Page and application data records
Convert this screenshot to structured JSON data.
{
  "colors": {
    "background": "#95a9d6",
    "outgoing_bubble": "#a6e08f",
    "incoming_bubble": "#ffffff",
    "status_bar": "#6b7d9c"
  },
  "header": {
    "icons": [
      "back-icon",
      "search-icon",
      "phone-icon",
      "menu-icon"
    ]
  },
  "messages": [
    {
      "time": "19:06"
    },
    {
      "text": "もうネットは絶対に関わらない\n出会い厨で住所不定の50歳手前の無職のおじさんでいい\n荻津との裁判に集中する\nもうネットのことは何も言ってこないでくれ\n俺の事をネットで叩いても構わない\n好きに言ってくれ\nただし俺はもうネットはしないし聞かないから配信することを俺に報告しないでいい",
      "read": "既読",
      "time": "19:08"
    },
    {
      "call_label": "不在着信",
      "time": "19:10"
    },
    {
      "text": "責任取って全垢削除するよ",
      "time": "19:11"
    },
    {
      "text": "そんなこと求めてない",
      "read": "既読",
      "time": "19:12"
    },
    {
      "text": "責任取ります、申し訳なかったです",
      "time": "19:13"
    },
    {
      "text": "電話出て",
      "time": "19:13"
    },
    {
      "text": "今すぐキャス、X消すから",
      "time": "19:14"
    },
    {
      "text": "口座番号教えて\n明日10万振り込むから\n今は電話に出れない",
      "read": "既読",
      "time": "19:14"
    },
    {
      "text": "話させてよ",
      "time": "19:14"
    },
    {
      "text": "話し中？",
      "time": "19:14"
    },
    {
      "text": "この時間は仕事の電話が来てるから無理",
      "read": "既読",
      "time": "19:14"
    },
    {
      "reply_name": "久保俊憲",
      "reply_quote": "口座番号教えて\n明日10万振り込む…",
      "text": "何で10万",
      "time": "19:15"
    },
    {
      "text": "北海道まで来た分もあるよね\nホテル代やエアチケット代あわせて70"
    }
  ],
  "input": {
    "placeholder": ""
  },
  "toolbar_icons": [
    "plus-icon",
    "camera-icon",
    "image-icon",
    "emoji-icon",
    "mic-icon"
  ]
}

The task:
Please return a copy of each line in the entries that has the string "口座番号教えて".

Task output:
      "text": "口座番号教えて\n明日10万振り込むから\n今は電話に出れない",
      "reply_quote": "口座番号教えて\n明日10万振り込む…",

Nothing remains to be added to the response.